Student bibliophiles have lost interest and given up by this point, but teachers persist.  “You shouldn’t throw them out, though!  There are schools that don’t have any books in their libraries!  Libraries whose budgets have been cut!  Can’t you donate them to Paterson?”  Poor Paterson.   This argument, to me, smacks of a patronizing classism, though kindly meant.  We’ve already established that these books could do more harm than good and do not merit inclusion in the collection of our very well-off school’s library.  But give them to those poor Paterson kids, for whom the books would be that much worse for not having anything more recent on the shelf to compare them to.”

(I’m having a difficult time not quoting this whole article. Read the whole thing, really. Every word. h/t American Library Association Twitter)

Aha… I was that kid pulling library discards from the trash bin. (I threw in more than I took out, though.) And my “burn the books*” phase was later, so they are all still safe and sound in my room. I even read a few of them. One turned out to be in the top 5 of my favorite books.

 To me, what matters about a book is the contents. 

Exactly. And the contents of a book are often valuable in the context of their use. In a public or school library, outdated and unread books are useless. In the context of an academic library or archive, historiography starts coming into play. But if a school library can’t even get them to take something, that’s appraisal at work, imo.

*I’ve never actually burned a book, although some have tempted my resolve.

(Source: twitter.com)

Feb 7

petepereira:

Oh Portlandia. Thanks for making fun of helicopter parents for me. 

Feb 7

Why Pay for Intro Textbooks?

"…soon, introductory physics texts will have a new competitor, developed at Rice University. A free online physics book, peer-reviewed and designed to compete with major publishers’ offerings, will debut next month through the non-profit publisher OpenStax College.

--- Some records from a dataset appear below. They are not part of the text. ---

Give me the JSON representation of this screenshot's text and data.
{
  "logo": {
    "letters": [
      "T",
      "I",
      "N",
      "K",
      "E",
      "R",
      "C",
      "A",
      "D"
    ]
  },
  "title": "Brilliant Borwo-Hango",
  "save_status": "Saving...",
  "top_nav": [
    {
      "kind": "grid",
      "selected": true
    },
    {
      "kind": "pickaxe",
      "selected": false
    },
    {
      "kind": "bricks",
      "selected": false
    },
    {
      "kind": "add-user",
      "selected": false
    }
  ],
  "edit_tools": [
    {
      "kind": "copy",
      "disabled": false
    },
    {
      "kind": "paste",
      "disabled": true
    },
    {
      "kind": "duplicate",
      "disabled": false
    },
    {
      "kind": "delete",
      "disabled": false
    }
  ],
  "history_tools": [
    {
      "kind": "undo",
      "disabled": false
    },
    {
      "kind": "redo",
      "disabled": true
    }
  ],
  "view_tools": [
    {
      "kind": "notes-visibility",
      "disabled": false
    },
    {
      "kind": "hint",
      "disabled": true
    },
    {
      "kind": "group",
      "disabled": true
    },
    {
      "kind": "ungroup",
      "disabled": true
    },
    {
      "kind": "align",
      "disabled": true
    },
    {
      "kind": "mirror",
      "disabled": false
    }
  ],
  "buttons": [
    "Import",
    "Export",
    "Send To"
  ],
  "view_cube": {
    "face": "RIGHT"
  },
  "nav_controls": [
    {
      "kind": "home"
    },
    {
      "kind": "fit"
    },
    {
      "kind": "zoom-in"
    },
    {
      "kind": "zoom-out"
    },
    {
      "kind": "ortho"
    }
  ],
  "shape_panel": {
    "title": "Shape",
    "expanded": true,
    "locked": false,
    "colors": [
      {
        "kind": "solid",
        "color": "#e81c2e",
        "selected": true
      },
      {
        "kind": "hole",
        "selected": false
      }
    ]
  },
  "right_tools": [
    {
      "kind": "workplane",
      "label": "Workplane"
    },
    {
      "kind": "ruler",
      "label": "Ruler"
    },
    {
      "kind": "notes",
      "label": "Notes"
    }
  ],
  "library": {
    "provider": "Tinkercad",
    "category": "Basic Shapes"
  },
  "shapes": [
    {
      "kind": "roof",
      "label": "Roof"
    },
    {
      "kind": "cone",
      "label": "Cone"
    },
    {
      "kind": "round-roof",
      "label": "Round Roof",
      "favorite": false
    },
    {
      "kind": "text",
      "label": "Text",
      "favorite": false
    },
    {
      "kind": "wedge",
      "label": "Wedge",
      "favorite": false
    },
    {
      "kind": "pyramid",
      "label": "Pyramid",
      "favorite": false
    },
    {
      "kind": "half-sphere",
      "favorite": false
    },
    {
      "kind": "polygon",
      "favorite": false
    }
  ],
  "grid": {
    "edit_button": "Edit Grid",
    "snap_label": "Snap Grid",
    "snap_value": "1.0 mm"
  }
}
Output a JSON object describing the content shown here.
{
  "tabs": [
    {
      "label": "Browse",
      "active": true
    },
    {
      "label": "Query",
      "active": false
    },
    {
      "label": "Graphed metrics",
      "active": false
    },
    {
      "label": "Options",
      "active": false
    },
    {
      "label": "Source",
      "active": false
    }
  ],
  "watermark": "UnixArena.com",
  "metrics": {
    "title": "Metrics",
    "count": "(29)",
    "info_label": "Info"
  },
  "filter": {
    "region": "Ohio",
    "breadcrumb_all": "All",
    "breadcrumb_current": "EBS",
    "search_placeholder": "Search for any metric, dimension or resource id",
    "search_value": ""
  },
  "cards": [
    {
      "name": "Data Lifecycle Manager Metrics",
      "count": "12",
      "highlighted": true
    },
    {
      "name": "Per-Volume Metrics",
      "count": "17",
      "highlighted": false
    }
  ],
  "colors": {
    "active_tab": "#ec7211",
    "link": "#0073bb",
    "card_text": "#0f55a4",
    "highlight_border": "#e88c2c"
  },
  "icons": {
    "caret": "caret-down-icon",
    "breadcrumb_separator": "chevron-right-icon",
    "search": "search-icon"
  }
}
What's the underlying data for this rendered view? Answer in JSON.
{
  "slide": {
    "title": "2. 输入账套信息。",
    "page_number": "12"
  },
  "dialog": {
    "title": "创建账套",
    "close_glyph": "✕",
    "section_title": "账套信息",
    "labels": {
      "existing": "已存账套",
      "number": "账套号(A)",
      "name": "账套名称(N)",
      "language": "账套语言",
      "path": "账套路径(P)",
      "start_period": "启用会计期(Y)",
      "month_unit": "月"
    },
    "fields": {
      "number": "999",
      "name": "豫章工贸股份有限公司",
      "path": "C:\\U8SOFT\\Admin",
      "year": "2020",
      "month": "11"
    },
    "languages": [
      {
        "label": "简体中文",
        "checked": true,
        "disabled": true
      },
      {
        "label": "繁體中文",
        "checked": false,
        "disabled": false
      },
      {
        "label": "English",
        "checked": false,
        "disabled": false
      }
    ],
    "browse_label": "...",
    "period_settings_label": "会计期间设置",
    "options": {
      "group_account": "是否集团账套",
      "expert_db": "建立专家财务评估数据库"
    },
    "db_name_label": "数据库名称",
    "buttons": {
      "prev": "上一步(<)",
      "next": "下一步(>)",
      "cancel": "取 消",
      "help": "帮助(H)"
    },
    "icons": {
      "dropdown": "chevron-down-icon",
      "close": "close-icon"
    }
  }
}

Using Rice’s Connexions platform, OpenStax will offer free course materials for five common introductory classes. The textbooks are open to classes anywhere and organizers believe the programs could save students $90 million in the next five years if the books capture 10 percent of the national market. OpenStax is funded by grants from the William and Flora Hewlett Foundation, the Bill & Melinda Gates Foundation, the 20 Million Minds Foundation and the Maxfield Foundation.”

from Inside Higher Ed

Feb 7
laphamsquarterly:

“The room in which the boys were fed was a large stone hall with a copper at one end, out of which the master, dressed in an apron for the purpose and assisted by one or two women, ladled the gruel at mealtimes, of which composition each boy had one porringer, and no more—except on festive occasions…” —Oliver Twist
Here’s a festive occasion: Happy 200th Birthday Charles Dickens!
And yes, you can have some more.

laphamsquarterly:

“The room in which the boys were fed was a large stone hall with a copper at one end, out of which the master, dressed in an apron for the purpose and assisted by one or two women, ladled the gruel at mealtimes, of which composition each boy had one porringer, and no more—except on festive occasions…” —Oliver Twist

Here’s a festive occasion: Happy 200th Birthday Charles Dickens!

And yes, you can have some more.